It was reported that after the US troops entered Kabul in 2001, the US response to Indian requests for the interrogation of some suspects and for the examination of some documents relating to the Kandahar hijacking of 1999 was unsatisfactory. So was its much-delayed response to Indian requests for the prompt interrogation of David Coleman Headley of the Chicago cell of the LET who had visited India five times for collecting targeting information for the LET. While the FBI did share with India information relating to the planned terrorist strikes in Mumbai (the dates were not known), it did not share with India collateral information which might have enabled India to unearth the LET network in India.
Fears that if it shared the collateral information with India, its agencies might arrest and interrogate Headley thereby exposing his links with the US agencies seem to have stood in the way of this sharing. The recently reported disclosures of two ex-wives of Headley—-one living in the US and the other in Pakistan—about their alerting an FBI Task Force in New York and the US Embassy in Islamabad regarding Headley’s terrorist links with the LET could have embarrassing legal consequences for the US Government.

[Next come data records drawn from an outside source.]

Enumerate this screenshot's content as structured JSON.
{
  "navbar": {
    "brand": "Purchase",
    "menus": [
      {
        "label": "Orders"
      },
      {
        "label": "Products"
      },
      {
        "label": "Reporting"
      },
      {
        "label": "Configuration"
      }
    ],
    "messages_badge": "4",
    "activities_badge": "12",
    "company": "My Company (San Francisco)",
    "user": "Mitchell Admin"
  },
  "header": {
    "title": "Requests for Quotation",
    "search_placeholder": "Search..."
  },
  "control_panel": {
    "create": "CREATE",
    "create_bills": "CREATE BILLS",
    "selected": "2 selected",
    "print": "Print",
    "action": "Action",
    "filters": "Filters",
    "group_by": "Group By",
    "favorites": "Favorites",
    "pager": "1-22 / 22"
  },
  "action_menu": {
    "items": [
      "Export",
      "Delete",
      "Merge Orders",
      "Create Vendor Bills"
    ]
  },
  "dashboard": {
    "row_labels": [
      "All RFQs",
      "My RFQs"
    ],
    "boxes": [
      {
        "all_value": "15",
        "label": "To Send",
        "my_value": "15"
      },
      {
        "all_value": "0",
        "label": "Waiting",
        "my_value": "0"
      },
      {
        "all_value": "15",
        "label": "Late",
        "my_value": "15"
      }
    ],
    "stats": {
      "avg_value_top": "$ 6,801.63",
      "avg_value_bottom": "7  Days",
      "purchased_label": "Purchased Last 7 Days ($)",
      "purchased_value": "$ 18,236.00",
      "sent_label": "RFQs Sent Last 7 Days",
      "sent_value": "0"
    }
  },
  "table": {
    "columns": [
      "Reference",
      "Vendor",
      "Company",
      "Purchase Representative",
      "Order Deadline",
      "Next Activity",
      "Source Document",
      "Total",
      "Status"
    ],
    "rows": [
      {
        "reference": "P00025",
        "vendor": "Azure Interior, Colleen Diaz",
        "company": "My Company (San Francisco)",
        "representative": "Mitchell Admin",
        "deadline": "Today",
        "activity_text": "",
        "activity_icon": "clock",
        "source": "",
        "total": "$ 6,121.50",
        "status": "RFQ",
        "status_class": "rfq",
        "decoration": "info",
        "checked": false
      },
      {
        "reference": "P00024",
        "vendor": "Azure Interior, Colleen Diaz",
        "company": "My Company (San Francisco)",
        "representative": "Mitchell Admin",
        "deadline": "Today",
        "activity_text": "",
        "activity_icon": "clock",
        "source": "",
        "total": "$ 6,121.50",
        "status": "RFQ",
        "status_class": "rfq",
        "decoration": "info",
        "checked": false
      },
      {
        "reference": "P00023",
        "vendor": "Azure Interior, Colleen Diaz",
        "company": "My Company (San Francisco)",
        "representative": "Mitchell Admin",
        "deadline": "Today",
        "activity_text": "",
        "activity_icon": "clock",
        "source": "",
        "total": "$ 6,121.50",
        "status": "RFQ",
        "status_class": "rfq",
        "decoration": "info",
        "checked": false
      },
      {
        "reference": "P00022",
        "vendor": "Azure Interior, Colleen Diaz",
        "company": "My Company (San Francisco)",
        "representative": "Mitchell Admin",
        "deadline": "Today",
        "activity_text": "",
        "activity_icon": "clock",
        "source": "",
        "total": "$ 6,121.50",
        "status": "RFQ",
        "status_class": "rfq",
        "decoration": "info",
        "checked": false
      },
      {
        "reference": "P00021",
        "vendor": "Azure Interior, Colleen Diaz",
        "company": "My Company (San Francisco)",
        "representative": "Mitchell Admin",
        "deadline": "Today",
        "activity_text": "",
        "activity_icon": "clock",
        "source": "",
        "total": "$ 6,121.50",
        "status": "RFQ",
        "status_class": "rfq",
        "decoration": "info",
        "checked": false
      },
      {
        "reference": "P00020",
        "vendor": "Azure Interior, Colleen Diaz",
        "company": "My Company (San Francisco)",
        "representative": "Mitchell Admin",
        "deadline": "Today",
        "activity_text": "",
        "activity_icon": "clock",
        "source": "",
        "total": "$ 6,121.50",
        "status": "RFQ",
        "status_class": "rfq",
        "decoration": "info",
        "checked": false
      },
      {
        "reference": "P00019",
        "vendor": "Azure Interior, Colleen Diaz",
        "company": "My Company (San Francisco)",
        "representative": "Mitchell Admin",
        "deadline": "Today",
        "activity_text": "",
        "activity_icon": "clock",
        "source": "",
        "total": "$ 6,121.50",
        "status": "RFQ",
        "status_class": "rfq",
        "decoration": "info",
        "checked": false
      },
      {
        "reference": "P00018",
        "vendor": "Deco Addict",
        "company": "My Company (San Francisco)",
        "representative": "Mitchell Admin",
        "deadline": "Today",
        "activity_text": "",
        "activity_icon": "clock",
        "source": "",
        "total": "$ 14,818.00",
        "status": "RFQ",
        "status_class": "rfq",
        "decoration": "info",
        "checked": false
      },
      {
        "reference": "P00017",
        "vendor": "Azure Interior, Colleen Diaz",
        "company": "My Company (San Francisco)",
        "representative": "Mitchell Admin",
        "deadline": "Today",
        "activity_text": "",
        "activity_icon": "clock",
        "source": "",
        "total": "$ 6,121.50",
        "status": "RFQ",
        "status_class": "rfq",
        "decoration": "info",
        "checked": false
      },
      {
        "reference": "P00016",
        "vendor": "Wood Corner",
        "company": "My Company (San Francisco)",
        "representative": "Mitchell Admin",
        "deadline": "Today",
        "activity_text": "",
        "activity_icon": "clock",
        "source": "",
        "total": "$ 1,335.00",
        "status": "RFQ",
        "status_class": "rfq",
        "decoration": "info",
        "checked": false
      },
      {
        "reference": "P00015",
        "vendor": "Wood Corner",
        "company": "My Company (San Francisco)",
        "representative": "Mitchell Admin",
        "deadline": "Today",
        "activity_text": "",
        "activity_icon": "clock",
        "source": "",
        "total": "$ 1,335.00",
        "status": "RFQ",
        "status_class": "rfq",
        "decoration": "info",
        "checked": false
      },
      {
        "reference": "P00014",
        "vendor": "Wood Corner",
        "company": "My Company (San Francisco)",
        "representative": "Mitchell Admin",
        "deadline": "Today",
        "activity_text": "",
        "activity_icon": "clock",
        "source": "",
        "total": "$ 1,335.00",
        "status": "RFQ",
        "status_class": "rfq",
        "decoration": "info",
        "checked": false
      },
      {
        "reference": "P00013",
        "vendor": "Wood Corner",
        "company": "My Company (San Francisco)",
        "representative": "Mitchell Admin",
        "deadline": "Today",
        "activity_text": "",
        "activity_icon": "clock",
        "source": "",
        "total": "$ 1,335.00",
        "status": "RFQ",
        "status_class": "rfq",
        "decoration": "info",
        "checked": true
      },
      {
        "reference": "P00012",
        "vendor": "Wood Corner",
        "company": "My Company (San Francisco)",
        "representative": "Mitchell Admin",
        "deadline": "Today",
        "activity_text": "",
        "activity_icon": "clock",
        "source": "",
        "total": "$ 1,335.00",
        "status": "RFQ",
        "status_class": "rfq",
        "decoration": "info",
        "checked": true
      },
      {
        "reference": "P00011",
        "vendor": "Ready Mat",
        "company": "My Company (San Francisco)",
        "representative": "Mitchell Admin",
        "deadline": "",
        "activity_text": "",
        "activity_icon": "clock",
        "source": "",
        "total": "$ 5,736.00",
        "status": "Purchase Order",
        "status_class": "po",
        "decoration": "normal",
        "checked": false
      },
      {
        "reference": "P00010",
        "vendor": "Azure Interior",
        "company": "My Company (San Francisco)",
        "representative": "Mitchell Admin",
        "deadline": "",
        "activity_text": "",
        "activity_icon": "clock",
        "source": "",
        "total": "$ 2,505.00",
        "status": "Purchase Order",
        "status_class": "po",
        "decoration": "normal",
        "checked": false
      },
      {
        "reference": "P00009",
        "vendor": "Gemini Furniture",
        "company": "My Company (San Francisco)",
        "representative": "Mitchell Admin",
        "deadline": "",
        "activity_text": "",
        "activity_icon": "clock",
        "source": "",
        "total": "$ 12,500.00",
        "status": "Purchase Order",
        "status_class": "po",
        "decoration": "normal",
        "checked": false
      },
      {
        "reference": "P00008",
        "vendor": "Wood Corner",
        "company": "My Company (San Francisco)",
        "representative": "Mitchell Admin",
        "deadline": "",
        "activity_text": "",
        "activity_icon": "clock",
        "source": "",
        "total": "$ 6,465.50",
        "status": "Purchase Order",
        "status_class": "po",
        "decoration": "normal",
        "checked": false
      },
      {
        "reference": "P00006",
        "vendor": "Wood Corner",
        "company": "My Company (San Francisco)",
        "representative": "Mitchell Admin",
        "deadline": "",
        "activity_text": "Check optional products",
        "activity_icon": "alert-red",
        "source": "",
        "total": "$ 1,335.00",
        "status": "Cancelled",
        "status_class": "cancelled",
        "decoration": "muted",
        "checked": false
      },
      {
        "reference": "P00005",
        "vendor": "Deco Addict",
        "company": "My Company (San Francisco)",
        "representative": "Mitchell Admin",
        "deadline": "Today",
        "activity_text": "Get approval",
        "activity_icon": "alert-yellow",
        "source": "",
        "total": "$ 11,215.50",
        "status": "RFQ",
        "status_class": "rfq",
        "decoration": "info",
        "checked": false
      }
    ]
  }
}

The LET was designated by the US State Department as a Foreign Terrorist Organisation (FTO) under US laws in 2000. It is criminal for any US national to maintain contacts with an FTO or to assist it in any way. The alerts of the two ex-wives showed that Headley had violated US laws relating to contacts with an FTO. He should have been immediately detained, investigated and prosecuted. The FBI did not do so. He continued to maintain his contacts with the LET and we have an instance of an American national helping an FTO in killing some US nationals in Mumbai without the FBI taking any action to stop this. If the relatives of the Americans killed in Mumbai take the State Department, the US Embassy in Islamabad and the FBI to court for this, they could face difficulty in defending themselves.
Before 2000, there was no institutional mechanism for facilitating and co-ordinating Indo-US co-operation. The co-operation was handled informally at the level of the intelligence and investigative agencies of the two countries. During their meeting in London in January 2000, Jaswant Singh, the then Indian Foreign Minister, and Strobe Talbot, the then US Deputy Secretary of State, agreed to set up an institutional mechanism in the form of the Joint Working Group on Counter-Terrorism.
This was followed by the setting up of an Indo-US Cyber Security Forum as suggested by Armitage in 2002. The Forum ran into controversy following Indian suspicions that the Central Intelligence Agency (CIA) had misused it for penetrating the National Security Council Secretariat. During Prime Minister Manmohan Singh’s visit to Washington DC in November last year, the two countries launched what was described as a Joint Counter-Terrorism Initiative to strengthen counter-terrorism co-operation in different fields such as forensics, megacity policing etc. This was formalized into a Memo of Understanding in July, 2010. It is not clear which institution co-ordinates and monitors its implementation. The Headley case illustrates deficiencies in its implementation.
After the assassination of Indira Gandhi in 1984, India and the UK set up what was called Indo-UK Back Channel For Counter-Terrorism Co-operation, which at that time was mainly directed against Khalistani terrorists. This consisted of hot lines connecting the chiefs of the intelligence agencies of the two countries and periodic co-ordination meetings between the counter-terrorism experts of the countries. It worked very well because the trust level between the Indian and British agencies was high.
The trust level between the Indian and US agencies leaves much to be desired. The US anxiety to protect Pakistan adds to the distrust. How to improve the trust level and what should be the institutional mechanism for improving co-operation are important questions which should be discussed by our Prime Minister and President Obama during their forthcoming meeting in New Delhi next month.